What needs to be done -> Every entry below should be written out again exactly.

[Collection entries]
..............................

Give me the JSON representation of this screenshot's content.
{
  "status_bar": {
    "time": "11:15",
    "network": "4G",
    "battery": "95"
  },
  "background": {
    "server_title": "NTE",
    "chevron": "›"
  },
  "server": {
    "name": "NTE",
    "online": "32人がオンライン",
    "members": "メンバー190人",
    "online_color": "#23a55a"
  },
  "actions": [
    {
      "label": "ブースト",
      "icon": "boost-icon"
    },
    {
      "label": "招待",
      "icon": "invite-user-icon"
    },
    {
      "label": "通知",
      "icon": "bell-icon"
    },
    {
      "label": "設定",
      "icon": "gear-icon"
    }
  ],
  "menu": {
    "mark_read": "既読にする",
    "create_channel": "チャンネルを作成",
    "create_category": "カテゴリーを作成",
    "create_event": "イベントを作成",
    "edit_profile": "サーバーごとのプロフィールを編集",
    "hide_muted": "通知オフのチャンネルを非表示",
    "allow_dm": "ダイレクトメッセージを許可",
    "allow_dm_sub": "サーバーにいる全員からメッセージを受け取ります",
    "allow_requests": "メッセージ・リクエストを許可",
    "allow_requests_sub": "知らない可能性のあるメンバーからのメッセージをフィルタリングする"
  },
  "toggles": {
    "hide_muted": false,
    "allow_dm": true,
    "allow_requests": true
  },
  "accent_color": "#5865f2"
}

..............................

Task result ->
Give me the JSON representation of this screenshot's content.
{
  "status_bar": {
    "time": "11:15",
    "network": "4G",
    "battery": "95"
  },
  "background": {
    "server_title": "NTE",
    "chevron": "›"
  },
  "server": {
    "name": "NTE",
    "online": "32人がオンライン",
    "members": "メンバー190人",
    "online_color": "#23a55a"
  },
  "actions": [
    {
      "label": "ブースト",
      "icon": "boost-icon"
    },
    {
      "label": "招待",
      "icon": "invite-user-icon"
    },
    {
      "label": "通知",
      "icon": "bell-icon"
    },
    {
      "label": "設定",
      "icon": "gear-icon"
    }
  ],
  "menu": {
    "mark_read": "既読にする",
    "create_channel": "チャンネルを作成",
    "create_category": "カテゴリーを作成",
    "create_event": "イベントを作成",
    "edit_profile": "サーバーごとのプロフィールを編集",
    "hide_muted": "通知オフのチャンネルを非表示",
    "allow_dm": "ダイレクトメッセージを許可",
    "allow_dm_sub": "サーバーにいる全員からメッセージを受け取ります",
    "allow_requests": "メッセージ・リクエストを許可",
    "allow_requests_sub": "知らない可能性のあるメンバーからのメッセージをフィルタリングする"
  },
  "toggles": {
    "hide_muted": false,
    "allow_dm": true,
    "allow_requests": true
  },
  "accent_color": "#5865f2"
}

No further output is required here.